• Professionally, working memory is what drives your ability to concentrate and not lose your train of thought.
Living with a poor working memory would be like running many software programs simultaneously on a computer with little random access memory (RAM) — it would be slow, frustrating and very inefficient. In short, it wouldn’t work the way it needed to.
Working Memory and Academics
• WM is one of our most crucial cognitive capabilities, essential for sustaining attention, following directions, carrying out multistep instructions, remembering information momentarily, complex reasoning or staying focused on a project
• WM helps us to control attention and resist distractions
• WM is crucial for math, reading comprehension, complex problem solving and test taking.
• WM skills at four years are excellent predictors of children's achievements several years later; the better child's working memory skills the better they will perform in school.

Why is working memory so crucial to learning?
• WM is crucial to many learning activities in the classroom, because children often have to hold information in mind while engaged in an effortful activity.
• For example, WM is required for such tasks as remembering the sentence you have to write while trying to spell the individual words, or the list of instructions given by the teacher while carrying out individual steps in the task.
• Children with small working memory capacities will struggle in these activities, simply because they are unable to hold in mind sufficient information to allow them to complete the task.
• Losing crucial information from working memory will cause them to forget many things: instructions they are attempting to follow, the details of what they are doing, where they are in a complicated task, etc.
• Because children with small working memory capacity fail in many different activities on many occasions due to these kinds of forgetting, they will struggle to achieve normal rates of learning and so typically will make poor general academic progress.
• For these reasons, working memory is a” bottleneck” for learning.

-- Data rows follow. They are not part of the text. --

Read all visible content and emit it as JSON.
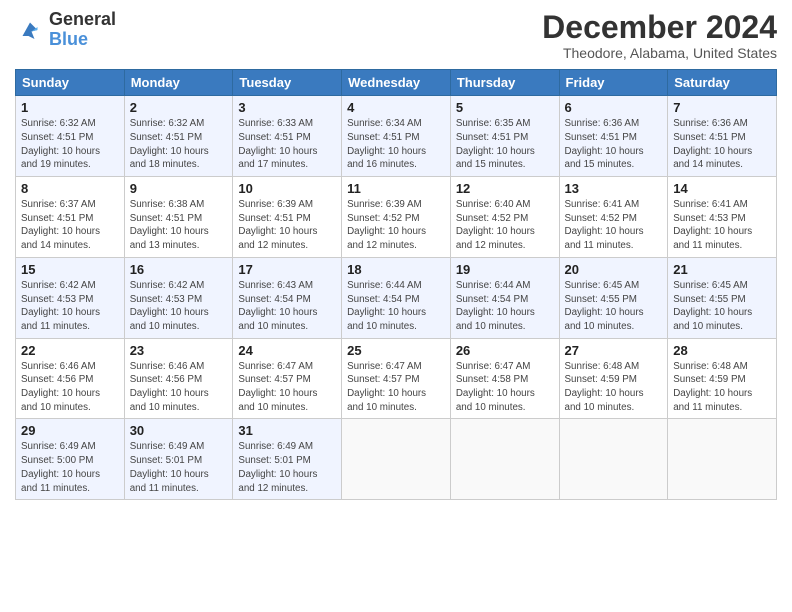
{
  "header": {
    "logo_line1": "General",
    "logo_line2": "Blue",
    "month": "December 2024",
    "location": "Theodore, Alabama, United States"
  },
  "days_of_week": [
    "Sunday",
    "Monday",
    "Tuesday",
    "Wednesday",
    "Thursday",
    "Friday",
    "Saturday"
  ],
  "weeks": [
    [
      {
        "day": "1",
        "info": "Sunrise: 6:32 AM\nSunset: 4:51 PM\nDaylight: 10 hours\nand 19 minutes."
      },
      {
        "day": "2",
        "info": "Sunrise: 6:32 AM\nSunset: 4:51 PM\nDaylight: 10 hours\nand 18 minutes."
      },
      {
        "day": "3",
        "info": "Sunrise: 6:33 AM\nSunset: 4:51 PM\nDaylight: 10 hours\nand 17 minutes."
      },
      {
        "day": "4",
        "info": "Sunrise: 6:34 AM\nSunset: 4:51 PM\nDaylight: 10 hours\nand 16 minutes."
      },
      {
        "day": "5",
        "info": "Sunrise: 6:35 AM\nSunset: 4:51 PM\nDaylight: 10 hours\nand 15 minutes."
      },
      {
        "day": "6",
        "info": "Sunrise: 6:36 AM\nSunset: 4:51 PM\nDaylight: 10 hours\nand 15 minutes."
      },
      {
        "day": "7",
        "info": "Sunrise: 6:36 AM\nSunset: 4:51 PM\nDaylight: 10 hours\nand 14 minutes."
      }
    ],
    [
      {
        "day": "8",
        "info": "Sunrise: 6:37 AM\nSunset: 4:51 PM\nDaylight: 10 hours\nand 14 minutes."
      },
      {
        "day": "9",
        "info": "Sunrise: 6:38 AM\nSunset: 4:51 PM\nDaylight: 10 hours\nand 13 minutes."
      },
      {
        "day": "10",
        "info": "Sunrise: 6:39 AM\nSunset: 4:51 PM\nDaylight: 10 hours\nand 12 minutes."
      },
      {
        "day": "11",
        "info": "Sunrise: 6:39 AM\nSunset: 4:52 PM\nDaylight: 10 hours\nand 12 minutes."
      },
      {
        "day": "12",
        "info": "Sunrise: 6:40 AM\nSunset: 4:52 PM\nDaylight: 10 hours\nand 12 minutes."
      },
      {
        "day": "13",
        "info": "Sunrise: 6:41 AM\nSunset: 4:52 PM\nDaylight: 10 hours\nand 11 minutes."
      },
      {
        "day": "14",
        "info": "Sunrise: 6:41 AM\nSunset: 4:53 PM\nDaylight: 10 hours\nand 11 minutes."
      }
    ],
    [
      {
        "day": "15",
        "info": "Sunrise: 6:42 AM\nSunset: 4:53 PM\nDaylight: 10 hours\nand 11 minutes."
      },
      {
        "day": "16",
        "info": "Sunrise: 6:42 AM\nSunset: 4:53 PM\nDaylight: 10 hours\nand 10 minutes."
      },
      {
        "day": "17",
        "info": "Sunrise: 6:43 AM\nSunset: 4:54 PM\nDaylight: 10 hours\nand 10 minutes."
      },
      {
        "day": "18",
        "info": "Sunrise: 6:44 AM\nSunset: 4:54 PM\nDaylight: 10 hours\nand 10 minutes."
      },
      {
        "day": "19",
        "info": "Sunrise: 6:44 AM\nSunset: 4:54 PM\nDaylight: 10 hours\nand 10 minutes."
      },
      {
        "day": "20",
        "info": "Sunrise: 6:45 AM\nSunset: 4:55 PM\nDaylight: 10 hours\nand 10 minutes."
      },
      {
        "day": "21",
        "info": "Sunrise: 6:45 AM\nSunset: 4:55 PM\nDaylight: 10 hours\nand 10 minutes."
      }
    ],
    [
      {
        "day": "22",
        "info": "Sunrise: 6:46 AM\nSunset: 4:56 PM\nDaylight: 10 hours\nand 10 minutes."
      },
      {
        "day": "23",
        "info": "Sunrise: 6:46 AM\nSunset: 4:56 PM\nDaylight: 10 hours\nand 10 minutes."
      },
      {
        "day": "24",
        "info": "Sunrise: 6:47 AM\nSunset: 4:57 PM\nDaylight: 10 hours\nand 10 minutes."
      },
      {
        "day": "25",
        "info": "Sunrise: 6:47 AM\nSunset: 4:57 PM\nDaylight: 10 hours\nand 10 minutes."
      },
      {
        "day": "26",
        "info": "Sunrise: 6:47 AM\nSunset: 4:58 PM\nDaylight: 10 hours\nand 10 minutes."
      },
      {
        "day": "27",
        "info": "Sunrise: 6:48 AM\nSunset: 4:59 PM\nDaylight: 10 hours\nand 10 minutes."
      },
      {
        "day": "28",
        "info": "Sunrise: 6:48 AM\nSunset: 4:59 PM\nDaylight: 10 hours\nand 11 minutes."
      }
    ],
    [
      {
        "day": "29",
        "info": "Sunrise: 6:49 AM\nSunset: 5:00 PM\nDaylight: 10 hours\nand 11 minutes."
      },
      {
        "day": "30",
        "info": "Sunrise: 6:49 AM\nSunset: 5:01 PM\nDaylight: 10 hours\nand 11 minutes."
      },
      {
        "day": "31",
        "info": "Sunrise: 6:49 AM\nSunset: 5:01 PM\nDaylight: 10 hours\nand 12 minutes."
      },
      {
        "day": "",
        "info": ""
      },
      {
        "day": "",
        "info": ""
      },
      {
        "day": "",
        "info": ""
      },
      {
        "day": "",
        "info": ""
      }
    ]
  ]
}
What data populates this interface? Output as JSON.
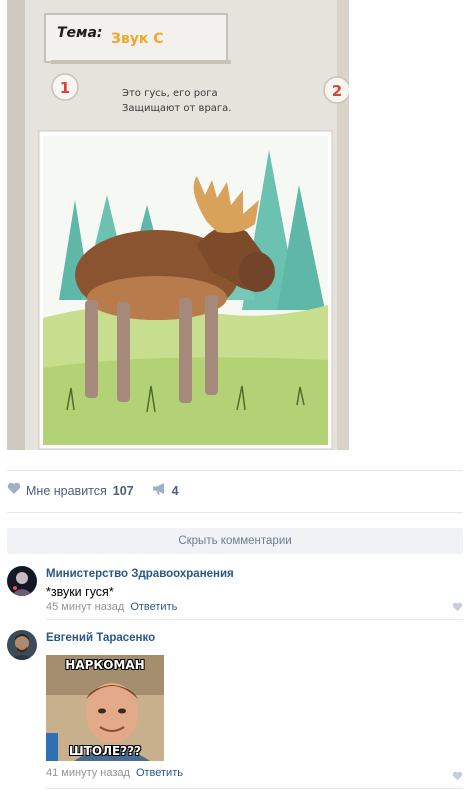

What is the typical profile of a child with working memory impairments?
Common characteristics of children with working memory impairments
• well adjusted socially;
• reserved in group activities in the classroom, rarely volunteering answers and sometimes not answering direct questions;
• behave as though they have not paid attention, for example forgetting part or all of instructions or messages;
• frequently lose their place in complicated tasks which they may eventually abandon;
• forget the content of messages and instructions;
• Poor academic progress in areas such as reading comprehension, math, listening
• Frequently failure to complete learning activities;
• Low ability to multi-task;

Can working memory capacity be measured?
• Several tests have been developed to measure both verbal and visual spatial working memory capacity.

Can working memory be strengthened through training?
Although working memory has been studied for decades in both animals and humans, only recently did Swedish neuroscientist Dr. Torkel Klingberg prove it to be a “plastic” function of the brain, able to be strengthened through rigorous training. Dispelling the long-held belief that working memory is a fixed property of the individual, Klingberg's breakthrough research, performed at Stanford University and at the prestigious Karolinska Institute in Stockholm, has shed new light on the treatment of working memory and attention deficits. From his research a home-based software working memory training program – Cogmed Working memory Training - has been developed for children and adults. The training consists of a specific set of working memory tasks that are performed on a computer, five days a week over five weeks, the tasks continually adjusted to match the individual’s performance.. As a result, individuals are consistently challenged to perform at their highest possible level. Results from several research studies indicate that systematic training of working memory can improve cognitive performance - including improved attention, better complex reasoning skills, and better ability to organize and multi-task - in children and adults. For further information, see www.cogmed.com